The task: Could you show each line of the records that contains the word "shipment"?

Recorded information:

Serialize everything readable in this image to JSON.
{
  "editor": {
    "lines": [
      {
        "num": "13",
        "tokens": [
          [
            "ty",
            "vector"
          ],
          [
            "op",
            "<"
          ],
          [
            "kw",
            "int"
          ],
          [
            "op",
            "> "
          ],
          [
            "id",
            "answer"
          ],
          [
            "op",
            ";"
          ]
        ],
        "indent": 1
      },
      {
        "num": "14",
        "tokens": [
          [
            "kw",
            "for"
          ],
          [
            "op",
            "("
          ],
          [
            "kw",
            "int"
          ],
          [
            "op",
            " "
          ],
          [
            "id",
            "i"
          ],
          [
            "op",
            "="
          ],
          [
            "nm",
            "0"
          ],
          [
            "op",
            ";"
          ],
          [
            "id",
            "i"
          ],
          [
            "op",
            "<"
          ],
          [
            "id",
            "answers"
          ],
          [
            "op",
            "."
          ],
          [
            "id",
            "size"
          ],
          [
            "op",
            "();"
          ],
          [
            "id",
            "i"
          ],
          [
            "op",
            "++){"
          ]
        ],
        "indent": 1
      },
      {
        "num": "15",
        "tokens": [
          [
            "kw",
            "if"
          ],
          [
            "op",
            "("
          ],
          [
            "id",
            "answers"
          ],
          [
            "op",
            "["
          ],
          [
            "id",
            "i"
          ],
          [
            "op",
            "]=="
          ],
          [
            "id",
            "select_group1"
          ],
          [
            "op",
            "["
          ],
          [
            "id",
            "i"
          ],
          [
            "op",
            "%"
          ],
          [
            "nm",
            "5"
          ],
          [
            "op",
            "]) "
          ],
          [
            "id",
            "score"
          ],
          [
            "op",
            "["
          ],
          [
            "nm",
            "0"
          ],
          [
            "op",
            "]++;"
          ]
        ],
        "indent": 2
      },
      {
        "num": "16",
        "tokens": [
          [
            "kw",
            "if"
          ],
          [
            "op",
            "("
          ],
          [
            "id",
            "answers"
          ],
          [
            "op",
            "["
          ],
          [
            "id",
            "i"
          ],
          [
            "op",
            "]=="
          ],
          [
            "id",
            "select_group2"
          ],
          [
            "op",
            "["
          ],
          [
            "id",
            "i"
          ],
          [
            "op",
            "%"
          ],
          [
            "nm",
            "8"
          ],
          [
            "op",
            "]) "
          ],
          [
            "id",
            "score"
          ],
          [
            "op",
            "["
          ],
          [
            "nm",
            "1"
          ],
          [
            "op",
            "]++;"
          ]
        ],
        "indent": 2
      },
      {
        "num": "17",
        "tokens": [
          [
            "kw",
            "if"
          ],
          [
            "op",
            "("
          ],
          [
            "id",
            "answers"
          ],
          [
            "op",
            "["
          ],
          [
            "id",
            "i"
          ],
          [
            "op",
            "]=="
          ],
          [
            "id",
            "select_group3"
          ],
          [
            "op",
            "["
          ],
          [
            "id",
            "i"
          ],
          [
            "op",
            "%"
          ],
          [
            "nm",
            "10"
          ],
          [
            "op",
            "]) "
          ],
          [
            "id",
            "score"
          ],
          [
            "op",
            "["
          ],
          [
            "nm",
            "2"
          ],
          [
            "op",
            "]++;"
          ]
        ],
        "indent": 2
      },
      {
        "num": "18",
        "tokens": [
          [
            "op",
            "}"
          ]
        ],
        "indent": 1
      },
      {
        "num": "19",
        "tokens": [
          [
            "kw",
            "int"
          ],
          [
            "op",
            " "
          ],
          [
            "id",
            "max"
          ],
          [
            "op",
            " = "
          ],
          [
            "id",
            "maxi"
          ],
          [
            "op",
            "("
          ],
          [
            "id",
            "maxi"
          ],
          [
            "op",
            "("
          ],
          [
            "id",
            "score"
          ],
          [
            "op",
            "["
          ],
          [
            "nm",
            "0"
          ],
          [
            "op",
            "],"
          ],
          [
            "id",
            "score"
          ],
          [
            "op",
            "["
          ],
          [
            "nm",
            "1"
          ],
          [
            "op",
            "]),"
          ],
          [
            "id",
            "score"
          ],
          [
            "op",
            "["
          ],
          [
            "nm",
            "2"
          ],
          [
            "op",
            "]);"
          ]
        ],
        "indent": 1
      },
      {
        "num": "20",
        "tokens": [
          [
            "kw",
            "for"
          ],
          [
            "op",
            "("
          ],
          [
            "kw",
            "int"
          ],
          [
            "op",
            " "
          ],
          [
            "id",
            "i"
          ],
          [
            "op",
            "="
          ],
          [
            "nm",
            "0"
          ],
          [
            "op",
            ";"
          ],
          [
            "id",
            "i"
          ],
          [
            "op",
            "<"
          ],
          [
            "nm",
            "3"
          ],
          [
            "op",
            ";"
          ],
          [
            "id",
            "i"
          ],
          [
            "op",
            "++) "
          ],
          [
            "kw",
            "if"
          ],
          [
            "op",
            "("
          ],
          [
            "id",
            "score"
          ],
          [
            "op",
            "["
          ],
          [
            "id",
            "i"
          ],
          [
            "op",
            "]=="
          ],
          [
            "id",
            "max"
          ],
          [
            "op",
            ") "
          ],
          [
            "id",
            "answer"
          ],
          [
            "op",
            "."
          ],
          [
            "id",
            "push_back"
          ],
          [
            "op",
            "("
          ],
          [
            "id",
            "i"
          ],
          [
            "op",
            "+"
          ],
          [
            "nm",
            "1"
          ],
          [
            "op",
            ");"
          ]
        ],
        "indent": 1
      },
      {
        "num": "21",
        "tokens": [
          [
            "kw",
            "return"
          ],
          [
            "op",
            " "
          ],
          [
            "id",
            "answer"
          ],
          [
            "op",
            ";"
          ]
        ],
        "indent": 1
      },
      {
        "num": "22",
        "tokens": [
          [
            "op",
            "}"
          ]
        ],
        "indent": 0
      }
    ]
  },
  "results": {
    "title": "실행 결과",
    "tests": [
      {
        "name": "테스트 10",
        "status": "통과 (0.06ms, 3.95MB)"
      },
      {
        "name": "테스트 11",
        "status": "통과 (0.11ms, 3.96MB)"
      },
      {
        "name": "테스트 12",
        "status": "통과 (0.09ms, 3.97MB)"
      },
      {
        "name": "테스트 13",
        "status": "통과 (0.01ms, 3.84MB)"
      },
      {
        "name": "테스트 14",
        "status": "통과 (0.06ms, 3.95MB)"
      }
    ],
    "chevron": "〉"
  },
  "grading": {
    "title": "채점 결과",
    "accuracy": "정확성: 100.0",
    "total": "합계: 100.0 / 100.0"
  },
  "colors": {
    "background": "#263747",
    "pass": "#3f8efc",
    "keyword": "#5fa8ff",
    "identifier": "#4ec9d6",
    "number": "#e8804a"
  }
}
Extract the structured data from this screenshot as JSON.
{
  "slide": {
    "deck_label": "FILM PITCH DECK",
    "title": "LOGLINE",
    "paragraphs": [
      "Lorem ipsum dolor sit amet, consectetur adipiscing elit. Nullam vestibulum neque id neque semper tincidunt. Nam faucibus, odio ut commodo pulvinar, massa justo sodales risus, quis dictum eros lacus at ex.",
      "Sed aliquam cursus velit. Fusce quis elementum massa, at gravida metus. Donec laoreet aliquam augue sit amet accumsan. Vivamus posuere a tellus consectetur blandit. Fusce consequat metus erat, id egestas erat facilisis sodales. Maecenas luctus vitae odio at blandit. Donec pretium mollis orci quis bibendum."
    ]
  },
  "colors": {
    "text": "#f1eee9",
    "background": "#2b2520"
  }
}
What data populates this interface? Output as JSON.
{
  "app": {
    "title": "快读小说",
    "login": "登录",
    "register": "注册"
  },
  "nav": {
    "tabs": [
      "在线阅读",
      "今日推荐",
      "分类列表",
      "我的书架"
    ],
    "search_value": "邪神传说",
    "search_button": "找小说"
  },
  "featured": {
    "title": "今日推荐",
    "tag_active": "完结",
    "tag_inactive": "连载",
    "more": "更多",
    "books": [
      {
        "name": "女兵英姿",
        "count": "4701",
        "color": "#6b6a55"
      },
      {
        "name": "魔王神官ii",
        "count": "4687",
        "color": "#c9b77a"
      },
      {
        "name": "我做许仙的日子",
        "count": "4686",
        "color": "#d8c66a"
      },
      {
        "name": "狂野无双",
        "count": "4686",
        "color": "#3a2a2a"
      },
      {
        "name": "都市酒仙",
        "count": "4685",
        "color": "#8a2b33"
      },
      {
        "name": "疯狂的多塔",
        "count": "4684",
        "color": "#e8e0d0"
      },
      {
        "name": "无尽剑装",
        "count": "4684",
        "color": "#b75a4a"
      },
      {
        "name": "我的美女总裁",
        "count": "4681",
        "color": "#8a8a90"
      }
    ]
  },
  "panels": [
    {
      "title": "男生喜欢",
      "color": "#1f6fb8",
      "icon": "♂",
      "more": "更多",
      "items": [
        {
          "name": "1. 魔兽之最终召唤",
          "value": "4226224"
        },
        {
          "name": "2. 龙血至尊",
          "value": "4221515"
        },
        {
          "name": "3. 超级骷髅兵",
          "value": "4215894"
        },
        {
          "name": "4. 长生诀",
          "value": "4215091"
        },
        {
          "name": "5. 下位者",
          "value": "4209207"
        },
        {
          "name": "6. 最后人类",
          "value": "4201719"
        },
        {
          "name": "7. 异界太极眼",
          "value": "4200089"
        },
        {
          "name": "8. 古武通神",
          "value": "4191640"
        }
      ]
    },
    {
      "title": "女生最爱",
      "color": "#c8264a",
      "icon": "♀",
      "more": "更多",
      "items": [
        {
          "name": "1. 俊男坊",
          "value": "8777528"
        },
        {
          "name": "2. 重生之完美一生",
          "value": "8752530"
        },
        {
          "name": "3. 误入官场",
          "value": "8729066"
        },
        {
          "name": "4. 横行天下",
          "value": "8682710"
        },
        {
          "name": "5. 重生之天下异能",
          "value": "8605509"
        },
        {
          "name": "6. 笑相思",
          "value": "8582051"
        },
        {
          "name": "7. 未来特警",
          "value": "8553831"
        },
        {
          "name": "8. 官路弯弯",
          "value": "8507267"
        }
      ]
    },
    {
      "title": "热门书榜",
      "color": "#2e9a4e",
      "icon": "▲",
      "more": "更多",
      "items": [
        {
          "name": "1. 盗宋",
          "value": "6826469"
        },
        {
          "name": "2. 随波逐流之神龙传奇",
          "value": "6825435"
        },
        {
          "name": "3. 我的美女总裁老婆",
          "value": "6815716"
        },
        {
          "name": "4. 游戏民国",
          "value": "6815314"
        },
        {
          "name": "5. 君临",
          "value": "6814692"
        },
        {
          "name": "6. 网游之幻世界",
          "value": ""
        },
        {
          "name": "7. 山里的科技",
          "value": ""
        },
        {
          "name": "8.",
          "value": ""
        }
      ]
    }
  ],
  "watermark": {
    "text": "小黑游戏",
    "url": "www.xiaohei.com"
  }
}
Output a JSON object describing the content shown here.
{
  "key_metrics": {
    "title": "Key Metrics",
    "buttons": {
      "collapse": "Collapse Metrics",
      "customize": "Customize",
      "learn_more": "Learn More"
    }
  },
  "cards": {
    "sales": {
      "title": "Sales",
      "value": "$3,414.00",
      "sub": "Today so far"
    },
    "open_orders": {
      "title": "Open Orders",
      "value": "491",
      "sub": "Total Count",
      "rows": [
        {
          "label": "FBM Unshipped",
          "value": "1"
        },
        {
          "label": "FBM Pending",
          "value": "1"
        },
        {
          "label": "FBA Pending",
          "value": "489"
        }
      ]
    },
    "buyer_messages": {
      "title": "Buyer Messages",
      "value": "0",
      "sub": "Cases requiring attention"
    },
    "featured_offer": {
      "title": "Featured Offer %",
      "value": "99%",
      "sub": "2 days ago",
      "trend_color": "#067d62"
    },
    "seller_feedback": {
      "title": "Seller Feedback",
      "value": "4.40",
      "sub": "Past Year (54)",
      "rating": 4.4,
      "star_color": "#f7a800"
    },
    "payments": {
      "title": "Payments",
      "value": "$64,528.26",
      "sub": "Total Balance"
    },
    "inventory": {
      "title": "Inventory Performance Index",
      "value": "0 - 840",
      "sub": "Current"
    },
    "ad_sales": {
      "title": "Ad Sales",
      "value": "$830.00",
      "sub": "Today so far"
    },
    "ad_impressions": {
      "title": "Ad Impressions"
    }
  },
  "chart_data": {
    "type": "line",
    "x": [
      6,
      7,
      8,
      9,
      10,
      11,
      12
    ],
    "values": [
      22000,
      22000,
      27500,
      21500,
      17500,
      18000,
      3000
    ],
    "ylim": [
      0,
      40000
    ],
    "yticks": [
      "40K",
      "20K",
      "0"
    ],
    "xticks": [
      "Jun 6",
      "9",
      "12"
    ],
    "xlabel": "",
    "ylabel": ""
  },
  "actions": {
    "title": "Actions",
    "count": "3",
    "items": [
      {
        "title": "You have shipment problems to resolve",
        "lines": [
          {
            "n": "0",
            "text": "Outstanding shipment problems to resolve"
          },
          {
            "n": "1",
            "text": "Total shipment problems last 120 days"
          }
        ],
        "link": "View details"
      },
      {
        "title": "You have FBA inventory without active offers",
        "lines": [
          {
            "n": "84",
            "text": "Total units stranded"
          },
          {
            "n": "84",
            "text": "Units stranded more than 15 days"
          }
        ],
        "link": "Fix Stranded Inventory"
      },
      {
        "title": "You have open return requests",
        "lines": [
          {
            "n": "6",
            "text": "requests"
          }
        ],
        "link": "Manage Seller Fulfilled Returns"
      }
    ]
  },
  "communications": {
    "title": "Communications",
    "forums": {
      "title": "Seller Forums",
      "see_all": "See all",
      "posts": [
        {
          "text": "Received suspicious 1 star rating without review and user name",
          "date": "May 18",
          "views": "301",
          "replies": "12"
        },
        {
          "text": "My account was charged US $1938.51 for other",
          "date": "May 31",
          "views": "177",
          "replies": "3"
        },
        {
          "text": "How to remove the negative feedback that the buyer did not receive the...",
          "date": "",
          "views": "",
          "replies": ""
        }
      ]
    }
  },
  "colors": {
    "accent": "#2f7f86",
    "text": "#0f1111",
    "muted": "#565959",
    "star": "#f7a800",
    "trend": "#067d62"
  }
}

Solution to the exercise:
        "title": "You have shipment problems to resolve",
            "text": "Outstanding shipment problems to resolve"
            "text": "Total shipment problems last 120 days"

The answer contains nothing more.